A schoolboy who underwent life-saving surgery in the Royal Belfast Hospital for Sick Children days after he was born has branded a plan to move Northern Ireland's only paediatric heart service to Dublin as "sadistic".
Eoin Taylor (16) accused health chiefs of putting children's lives at risk and urged Health Minister Edwin Poots to ignore the plan.
Eoin Taylor was a runner-up in the Belfast Telegraph's Making The Difference awards Spirit of Youth category after he gathered 125,000 signatures in an online campaign to keep paediatric cardiac surgery services in Belfast. He also met Mr Poots last year to present his petition and make the case for saving the vital facility. But Northern Ireland's Health and Social Care Board has recommended operations for youngsters with birth defects should take place in the Republic. Eoin said that in future, children born with a congenital heart defect (CHD) will not have the same chance for survival as he did.
He said: "This recommendation is spitting in the graves of the CHD children who didn't make it. I want children in the future to have the same chance I did and I don't think it's fair, especially on the families.
"There's many babies that will be born with heart problems and they won't have enough time to travel all the way to Dublin for emergency treatment. They could be dead or really critical by the time they get to Dublin."
Whilst the recommendations have yet to be rubber-stamped, it is expected the Health Minister will back the board's recommendations and will announce his decision in the coming weeks.
If it is approved, then children who require heart surgery will be sent to to Our Lady's Children's Hospital in Dublin. The Republic's Health Minister also said he would approve the decision.
Eoin said: "I don't think a lot of people will support Mr Poots if he backs this stupid decision.
"I think Poots should arrange another meeting with parents and families and see what they prefer, and listen to them – hopefully that will help him make his final decision. It wouldn't be any use listening to the business people.
"As far as I'm concerned this isn't over yet and I will continue to fight this. There are many families who are fighting this and we feel like this campaign has made us one big family. We will fight this together."
Last year a consultation was launched after the Royal Belfast Hospital for Sick Children was deemed unsustainable due to the low numbers of patients being treated, 90 each year.
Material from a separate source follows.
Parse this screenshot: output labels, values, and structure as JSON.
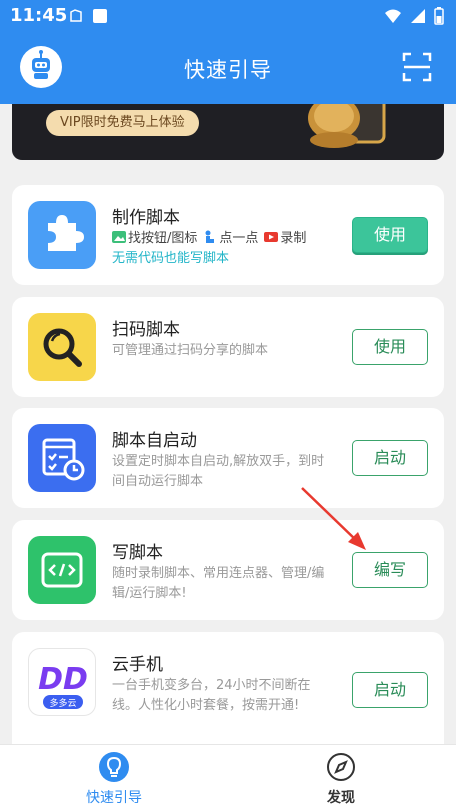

Centres must perform a minimum of 400 children's surgical procedures each year to maintain skills, a review said, and the volume is decreasing. Support cardiology services in Northern Ireland will be enhanced.